> EXERCISE PROMPT:
Each line of the material holding the word "配置文件" must be identified and copied.

> DATA TO USE:
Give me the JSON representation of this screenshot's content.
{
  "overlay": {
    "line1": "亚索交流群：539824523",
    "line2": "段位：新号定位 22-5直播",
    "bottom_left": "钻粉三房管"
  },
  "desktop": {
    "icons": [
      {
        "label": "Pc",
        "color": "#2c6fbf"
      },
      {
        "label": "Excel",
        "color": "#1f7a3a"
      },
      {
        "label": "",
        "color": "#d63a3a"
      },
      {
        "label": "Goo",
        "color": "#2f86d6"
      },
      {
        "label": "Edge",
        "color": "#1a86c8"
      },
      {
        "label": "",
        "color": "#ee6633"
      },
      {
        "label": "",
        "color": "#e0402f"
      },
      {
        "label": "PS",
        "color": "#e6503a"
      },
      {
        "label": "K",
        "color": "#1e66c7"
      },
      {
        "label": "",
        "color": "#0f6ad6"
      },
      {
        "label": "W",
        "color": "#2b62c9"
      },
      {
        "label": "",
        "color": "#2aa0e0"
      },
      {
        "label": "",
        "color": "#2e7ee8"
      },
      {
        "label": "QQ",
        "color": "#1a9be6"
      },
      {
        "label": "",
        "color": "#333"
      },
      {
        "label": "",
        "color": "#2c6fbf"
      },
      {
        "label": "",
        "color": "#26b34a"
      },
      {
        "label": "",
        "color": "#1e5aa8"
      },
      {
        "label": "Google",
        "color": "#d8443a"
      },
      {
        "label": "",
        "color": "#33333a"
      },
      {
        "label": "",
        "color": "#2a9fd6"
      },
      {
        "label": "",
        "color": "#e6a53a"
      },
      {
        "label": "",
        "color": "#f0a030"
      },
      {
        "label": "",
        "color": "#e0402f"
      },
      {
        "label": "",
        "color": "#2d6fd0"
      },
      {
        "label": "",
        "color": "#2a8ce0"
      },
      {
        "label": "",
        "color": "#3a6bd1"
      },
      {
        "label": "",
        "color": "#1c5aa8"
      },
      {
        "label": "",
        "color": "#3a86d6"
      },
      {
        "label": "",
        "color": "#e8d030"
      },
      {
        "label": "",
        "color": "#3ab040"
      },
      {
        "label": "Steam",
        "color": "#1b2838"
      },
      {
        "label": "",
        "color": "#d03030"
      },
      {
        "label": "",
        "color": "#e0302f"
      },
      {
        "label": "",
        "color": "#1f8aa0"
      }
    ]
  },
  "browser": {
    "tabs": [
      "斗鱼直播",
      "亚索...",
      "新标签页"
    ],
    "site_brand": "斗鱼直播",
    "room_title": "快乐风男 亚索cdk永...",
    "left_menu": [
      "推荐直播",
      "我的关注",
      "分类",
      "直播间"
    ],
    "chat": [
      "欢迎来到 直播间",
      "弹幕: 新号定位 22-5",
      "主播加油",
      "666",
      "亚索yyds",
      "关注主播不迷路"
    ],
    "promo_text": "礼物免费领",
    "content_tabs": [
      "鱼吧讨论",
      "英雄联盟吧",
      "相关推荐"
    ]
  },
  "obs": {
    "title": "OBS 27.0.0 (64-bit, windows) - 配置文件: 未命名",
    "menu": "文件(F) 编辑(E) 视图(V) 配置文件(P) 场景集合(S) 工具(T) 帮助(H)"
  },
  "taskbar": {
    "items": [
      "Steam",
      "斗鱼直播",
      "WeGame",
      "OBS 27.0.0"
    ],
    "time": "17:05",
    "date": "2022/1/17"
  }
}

> RESULT FOR THIS EXERCISE:
    "title": "OBS 27.0.0 (64-bit, windows) - 配置文件: 未命名",
    "menu": "文件(F) 编辑(E) 视图(V) 配置文件(P) 场景集合(S) 工具(T) 帮助(H)"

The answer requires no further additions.